In ancient times there was a lot of sickness in communities and also a small pox epidemic. In contrast, today’s age contains more viral diseases, some of which are airborne. Families fast for a period of ten days and offer the fermented porridge to the divine Mother but it is also a period of personal sacrifice and devotion to Aadi ParaShakti, so that her energy can sustain livelihoods and keep families united. Three generations ago, Tamil families consisted of two parents and sometimes up to 18 children. The sacrifices those parents made to nurture and educate their children owed to their devotion to the Mother. And so the Amman prayer has strong significance for Tamils in South Africa. Together with this deep devotion, there’s also the experience of transcendental meditation which is rarely understood.
Devotees tap into a semi-conscious state and are able to access divine energy. Transcendental meditation is practiced in most ancient cultures around the world but in South Africa, it is celebrated at festivals such as kavady and firewalking. Many families who celebrate the ‘Porridge Prayers’ do so in their homes. They spend hours preparing foods and offerings for Amman and invite friends and family to participate. Some households do a vegetarian offering and some offer meat. This leads us to the discussion on sacrifices. Guru Govender suggests that there are various forms of sacrifice that one undertakes which translate over different aspects of one’s life; from nine months of gestation to grandparents who take care of grandchildren whilst parents are working. He says that in ancient times sacrificing to the Mother meant that you offer what is within your means to do so and the same principle applies today.

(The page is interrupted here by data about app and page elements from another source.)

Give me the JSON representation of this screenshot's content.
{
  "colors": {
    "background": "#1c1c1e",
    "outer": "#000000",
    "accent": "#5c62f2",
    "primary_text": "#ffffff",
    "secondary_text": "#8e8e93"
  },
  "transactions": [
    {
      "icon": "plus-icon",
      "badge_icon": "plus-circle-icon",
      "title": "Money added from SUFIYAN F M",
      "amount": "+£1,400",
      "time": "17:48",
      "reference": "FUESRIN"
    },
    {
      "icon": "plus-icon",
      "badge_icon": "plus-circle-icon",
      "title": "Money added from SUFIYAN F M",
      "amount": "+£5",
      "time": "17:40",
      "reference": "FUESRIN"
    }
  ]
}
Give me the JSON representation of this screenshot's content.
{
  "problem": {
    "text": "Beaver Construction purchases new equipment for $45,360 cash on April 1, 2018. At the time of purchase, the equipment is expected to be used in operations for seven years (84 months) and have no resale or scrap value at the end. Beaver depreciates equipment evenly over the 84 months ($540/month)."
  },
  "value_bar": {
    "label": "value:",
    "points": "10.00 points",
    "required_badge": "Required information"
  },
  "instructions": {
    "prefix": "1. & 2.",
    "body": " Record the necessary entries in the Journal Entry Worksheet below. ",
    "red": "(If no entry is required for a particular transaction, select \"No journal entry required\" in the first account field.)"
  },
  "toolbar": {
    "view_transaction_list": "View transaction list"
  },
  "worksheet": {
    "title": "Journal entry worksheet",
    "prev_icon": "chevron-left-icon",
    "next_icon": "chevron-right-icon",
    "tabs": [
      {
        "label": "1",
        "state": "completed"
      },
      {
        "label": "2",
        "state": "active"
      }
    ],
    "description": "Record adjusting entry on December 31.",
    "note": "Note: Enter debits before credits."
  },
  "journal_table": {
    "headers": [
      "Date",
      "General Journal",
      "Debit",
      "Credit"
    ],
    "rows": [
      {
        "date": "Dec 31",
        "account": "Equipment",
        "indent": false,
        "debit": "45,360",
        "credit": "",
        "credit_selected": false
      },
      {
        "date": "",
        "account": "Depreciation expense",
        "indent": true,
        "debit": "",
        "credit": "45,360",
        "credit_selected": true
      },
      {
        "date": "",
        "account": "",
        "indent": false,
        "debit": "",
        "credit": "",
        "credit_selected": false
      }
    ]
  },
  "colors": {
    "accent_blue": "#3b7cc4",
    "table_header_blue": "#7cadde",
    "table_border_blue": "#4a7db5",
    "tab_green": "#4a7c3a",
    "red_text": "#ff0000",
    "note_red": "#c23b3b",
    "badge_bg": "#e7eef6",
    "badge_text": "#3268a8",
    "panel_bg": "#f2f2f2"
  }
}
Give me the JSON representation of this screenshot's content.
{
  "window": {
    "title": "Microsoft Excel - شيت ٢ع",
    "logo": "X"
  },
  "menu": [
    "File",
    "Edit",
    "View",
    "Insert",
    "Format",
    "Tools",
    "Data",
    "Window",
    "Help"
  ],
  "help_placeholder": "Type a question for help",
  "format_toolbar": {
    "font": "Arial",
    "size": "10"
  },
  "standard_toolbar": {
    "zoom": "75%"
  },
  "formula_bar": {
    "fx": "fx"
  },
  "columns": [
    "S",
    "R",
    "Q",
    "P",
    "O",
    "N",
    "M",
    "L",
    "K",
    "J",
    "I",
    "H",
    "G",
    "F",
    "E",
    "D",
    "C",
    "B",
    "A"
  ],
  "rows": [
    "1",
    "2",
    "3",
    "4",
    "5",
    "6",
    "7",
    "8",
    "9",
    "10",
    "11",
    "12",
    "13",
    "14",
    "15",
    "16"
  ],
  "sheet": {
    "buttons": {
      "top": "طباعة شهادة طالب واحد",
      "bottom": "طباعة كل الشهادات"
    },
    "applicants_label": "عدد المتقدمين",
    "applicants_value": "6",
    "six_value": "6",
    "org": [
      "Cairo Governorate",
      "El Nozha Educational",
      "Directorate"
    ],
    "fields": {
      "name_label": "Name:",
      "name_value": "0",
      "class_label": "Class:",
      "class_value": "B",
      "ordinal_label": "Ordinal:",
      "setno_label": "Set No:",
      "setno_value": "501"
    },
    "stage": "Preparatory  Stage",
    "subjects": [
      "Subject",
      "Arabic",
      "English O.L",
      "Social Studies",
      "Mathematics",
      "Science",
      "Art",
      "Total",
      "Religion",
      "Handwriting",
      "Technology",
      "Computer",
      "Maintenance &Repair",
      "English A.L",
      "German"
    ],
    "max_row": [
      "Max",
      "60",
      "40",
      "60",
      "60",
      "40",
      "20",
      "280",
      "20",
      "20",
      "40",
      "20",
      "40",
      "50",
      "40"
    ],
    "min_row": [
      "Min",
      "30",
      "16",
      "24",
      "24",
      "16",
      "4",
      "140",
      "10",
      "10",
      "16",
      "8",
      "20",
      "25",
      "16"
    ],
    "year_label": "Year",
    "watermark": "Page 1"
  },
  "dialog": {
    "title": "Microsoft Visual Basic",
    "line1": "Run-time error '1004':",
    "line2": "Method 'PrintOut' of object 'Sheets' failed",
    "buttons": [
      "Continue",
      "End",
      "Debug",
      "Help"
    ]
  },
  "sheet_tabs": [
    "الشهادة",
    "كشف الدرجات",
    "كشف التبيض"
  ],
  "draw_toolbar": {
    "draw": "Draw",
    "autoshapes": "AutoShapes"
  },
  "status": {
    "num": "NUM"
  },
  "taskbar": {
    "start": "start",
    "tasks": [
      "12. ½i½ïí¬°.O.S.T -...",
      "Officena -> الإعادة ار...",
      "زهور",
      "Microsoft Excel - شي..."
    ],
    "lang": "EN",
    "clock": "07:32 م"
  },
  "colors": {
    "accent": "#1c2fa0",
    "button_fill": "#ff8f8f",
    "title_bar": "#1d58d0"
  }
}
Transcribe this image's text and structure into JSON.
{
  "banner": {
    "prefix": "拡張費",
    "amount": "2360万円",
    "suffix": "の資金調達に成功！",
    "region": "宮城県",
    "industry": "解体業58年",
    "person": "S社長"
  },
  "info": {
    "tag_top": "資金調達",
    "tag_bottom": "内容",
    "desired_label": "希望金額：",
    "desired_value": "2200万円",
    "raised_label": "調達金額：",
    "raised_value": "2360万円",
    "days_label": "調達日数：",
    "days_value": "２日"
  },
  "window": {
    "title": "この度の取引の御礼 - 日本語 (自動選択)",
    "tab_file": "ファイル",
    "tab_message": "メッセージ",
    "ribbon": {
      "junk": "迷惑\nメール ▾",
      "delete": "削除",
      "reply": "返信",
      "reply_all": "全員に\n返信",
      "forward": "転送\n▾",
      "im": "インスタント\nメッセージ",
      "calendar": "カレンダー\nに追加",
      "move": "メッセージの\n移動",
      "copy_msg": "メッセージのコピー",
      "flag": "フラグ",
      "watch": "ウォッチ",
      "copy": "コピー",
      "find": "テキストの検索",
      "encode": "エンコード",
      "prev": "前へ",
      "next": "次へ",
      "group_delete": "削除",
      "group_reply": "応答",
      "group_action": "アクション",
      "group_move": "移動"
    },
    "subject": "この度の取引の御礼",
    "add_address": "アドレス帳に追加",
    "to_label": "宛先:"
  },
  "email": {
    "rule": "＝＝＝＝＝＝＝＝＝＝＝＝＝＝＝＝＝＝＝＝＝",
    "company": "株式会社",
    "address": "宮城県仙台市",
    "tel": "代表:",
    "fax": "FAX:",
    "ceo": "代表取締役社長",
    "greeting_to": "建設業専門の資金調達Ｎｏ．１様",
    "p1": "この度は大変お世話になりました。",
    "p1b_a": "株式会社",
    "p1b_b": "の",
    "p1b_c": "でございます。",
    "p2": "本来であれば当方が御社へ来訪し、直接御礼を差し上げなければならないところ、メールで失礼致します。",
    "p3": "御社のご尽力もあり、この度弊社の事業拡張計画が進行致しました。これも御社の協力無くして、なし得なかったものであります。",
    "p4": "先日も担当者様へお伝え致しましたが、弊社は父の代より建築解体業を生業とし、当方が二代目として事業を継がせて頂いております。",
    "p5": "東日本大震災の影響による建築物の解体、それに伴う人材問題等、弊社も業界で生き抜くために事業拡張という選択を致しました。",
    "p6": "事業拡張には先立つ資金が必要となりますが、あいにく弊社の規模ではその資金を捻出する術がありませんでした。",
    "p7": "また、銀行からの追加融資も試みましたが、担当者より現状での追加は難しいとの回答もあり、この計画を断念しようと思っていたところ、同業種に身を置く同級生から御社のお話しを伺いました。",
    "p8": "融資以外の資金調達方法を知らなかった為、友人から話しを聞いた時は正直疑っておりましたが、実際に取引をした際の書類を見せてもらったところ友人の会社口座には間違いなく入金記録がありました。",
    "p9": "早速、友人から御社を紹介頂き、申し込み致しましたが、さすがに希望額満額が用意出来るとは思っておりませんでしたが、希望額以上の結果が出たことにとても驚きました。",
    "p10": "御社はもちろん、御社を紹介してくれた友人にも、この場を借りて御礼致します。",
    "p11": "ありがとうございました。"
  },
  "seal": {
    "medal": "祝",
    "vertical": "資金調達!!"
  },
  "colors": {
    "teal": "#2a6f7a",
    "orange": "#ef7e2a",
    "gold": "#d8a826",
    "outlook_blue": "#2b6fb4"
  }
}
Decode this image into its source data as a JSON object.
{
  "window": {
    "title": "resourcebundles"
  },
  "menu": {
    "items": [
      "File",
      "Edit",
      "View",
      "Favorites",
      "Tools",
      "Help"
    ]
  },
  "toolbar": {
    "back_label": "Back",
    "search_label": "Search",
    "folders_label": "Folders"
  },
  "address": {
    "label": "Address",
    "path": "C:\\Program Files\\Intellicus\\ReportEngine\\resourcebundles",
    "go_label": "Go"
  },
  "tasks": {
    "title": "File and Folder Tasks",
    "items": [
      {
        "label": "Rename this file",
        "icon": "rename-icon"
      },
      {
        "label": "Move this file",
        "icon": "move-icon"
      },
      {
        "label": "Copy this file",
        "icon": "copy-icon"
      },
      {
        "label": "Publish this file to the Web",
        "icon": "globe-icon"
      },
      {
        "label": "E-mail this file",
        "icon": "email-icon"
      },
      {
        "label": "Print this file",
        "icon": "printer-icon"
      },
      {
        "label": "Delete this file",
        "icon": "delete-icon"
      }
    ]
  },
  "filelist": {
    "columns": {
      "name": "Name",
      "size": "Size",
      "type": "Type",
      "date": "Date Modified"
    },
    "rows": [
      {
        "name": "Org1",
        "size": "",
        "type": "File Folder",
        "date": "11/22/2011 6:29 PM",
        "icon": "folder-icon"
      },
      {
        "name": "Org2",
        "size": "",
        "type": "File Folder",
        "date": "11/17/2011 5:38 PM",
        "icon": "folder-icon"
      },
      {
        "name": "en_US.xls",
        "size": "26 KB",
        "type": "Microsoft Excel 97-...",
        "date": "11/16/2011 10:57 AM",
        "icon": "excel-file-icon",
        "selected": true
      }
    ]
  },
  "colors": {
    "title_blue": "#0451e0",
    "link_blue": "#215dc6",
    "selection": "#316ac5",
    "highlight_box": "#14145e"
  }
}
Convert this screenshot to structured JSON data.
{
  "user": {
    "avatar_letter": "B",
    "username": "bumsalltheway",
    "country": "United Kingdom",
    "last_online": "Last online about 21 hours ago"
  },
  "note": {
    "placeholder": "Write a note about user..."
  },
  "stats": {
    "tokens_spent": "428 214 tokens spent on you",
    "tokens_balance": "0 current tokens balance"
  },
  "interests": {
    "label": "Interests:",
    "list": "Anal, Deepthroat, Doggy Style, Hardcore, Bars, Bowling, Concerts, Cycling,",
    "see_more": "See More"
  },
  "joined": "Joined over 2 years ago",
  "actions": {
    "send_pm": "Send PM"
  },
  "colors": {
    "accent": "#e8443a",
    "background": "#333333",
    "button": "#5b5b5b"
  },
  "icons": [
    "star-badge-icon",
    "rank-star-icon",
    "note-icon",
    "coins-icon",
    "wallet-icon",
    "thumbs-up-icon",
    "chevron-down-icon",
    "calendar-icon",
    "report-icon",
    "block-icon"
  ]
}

On the topic of us making more effort to educate ourselves on traditions, Tamil language and teachings, Guru Govender says that the responsibility lies on us as individuals to access the vast resources available on the internet. He also firmly states that it is important to question the information provided by priests and gurus so that we may have a better understanding of why we are doing specific things and for what greater purpose. He believes that a guru is someone that a devotee should build trust in and that it is the responsibility of the guru to simplify the religious context in a relateable way. South Africa is unique. We do not have a great number of South African Tamil priests but we do have a large population of Tamils looking for leadership. Guru Govender says that when South African Tamils and Hindus practice our devotion with the foundation of love, then we are well on our way to elevating our spiritual lives. Our responsibility is also to each other as Tamils. We have to help each other, especially at a time when the world is so fast-paced and where our focus takes us further away from spirituality. Guru Govender has many plans and ideas on providing resources to the Tamil and Hindu community and extends an open invitation to all to experience the wonders of the Divine Mother’s blessings.
As an average South African Tamil, I find it stimulating to keep learning about things and experiencing spirituality as a way of preserving my heritage. It is an ongoing journey and I hope that my articles can reach readers who have strong roots with South Africa or who want to know more about who we are as a people. To share some of your own South African Tamil stories or make queries please mail